Granny, watch your back! Again! Just like the House bill, the Senate healthcare bill aims to cut costs off that back of yours–by cutting Medicare reimbursements for old folks.

Here’s a key feature of Sen. Max Baucus’s bill, written up on the MinnCom blog and spotted by Dr. Wes (the blog name of cardiologist Wesley Fisher):

If enacted, [the measure] would represent the most significant change to the Medicare payment model since the government-run program went into effect in 1966.

Medicare, which covers those age 65 and older, currently uses a fee-for-service model. The result is that states that provide fewer health care services — such as Minnesota, Wisconsin, North Dakota, Washington and Oregon — receive less money. At the same time, states that provide a greater volume of services — such as Florida, New York, California and Texas — receive reimbursements that can be more than double those paid to other states.


The measure gives the secretary of Health and Human Services, working with the Centers for Medicare and Medicaid Services, the power to develop quality measurements and a payment structure that would be based on quality of care relative to the cost of care.


“The change included today will help control costs and get the most from our health care dollars. This will strengthen the strong safety net of Medicare by ensuring funds are there to pay for our seniors’ health care,” [Minnesota Democratic Sen. Amy] Klobuchar said in a statement.

As Dr. Wes points out, “quality” means cheap, one-size-fits-all treatment (note the words I have bolded above), no matter what the individidual patient’s needs may be, as assessed by the patient’s physician based on his or her own diagnostic experience and the patient’s medical history.

Dr. Wes writes:

Medicare has historically withheld payments to physicians unless they performed lock-step “quality measures” before granting release of the remainder of 1.5 percent of the doctors’ payments that were billed. Needless to say, this model has been an abysmal failure (subscription) at improving the “quality” of care delivered and has been very expensive to implement. Further, others have noted the challenge of measuring quality on the basis of clinical outcomes.

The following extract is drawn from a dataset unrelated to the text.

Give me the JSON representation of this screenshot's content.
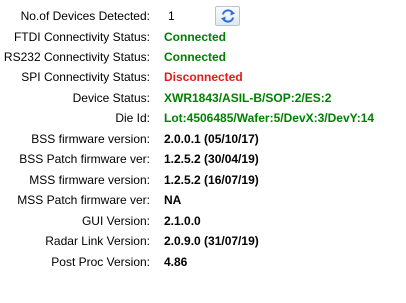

But this has not dissuaded our legislators from forcing the “quality issue.”

And who would decide what treatments would qualify for the “quality” label so that they could be forced on doctors in a conveyor-belt system of treating the elderly? Why, the lucky employees of a massive new government bureaucracy to be called the C.M.S. Innovations Center! Here’s how one thrilled physician described the bloated new panel in the Baucus bill to the New York Times:

It would be funded with $10 billion over the next several years to implement pilot projects and demonstrations to promote new payment reform opportunities. There are quite a few problems with the bill, but this provision is truly visionary. The House legislation, HR 3200, mentions payment reform, but it [provides] only modest funding of $275 million. That’s not enough.

Bottom line: $10 billion for bureaucrats, to be taken out of your hide, Grams.

Furthermore, what “payment reform” really means is flat fees per patient instead of the fee-for-service model on whch most physicians have operated since the days of Hippocrates. Flat fees are, of course, a strong incentive for doctors to provide the stingiest care possible.

As Dr. Wes writes:

Perhaps I’m too cynical, but I think the subliminal message coming from Washington so far is really this: doctors should be happy becoming salaried employees of larger health systems. This way, the government can pay the health system a bundled fee and the doctors can fight for their share of the kitty.

So far, this seems to be how the government will envision “quality” at an affordable price in the years to come.

I just wonder how many doctors will stick around to find out.

Oh, that’s another little sacrifice you’re going to have to make, Granny: Not only less medical care but fewer physicians willing to treat you.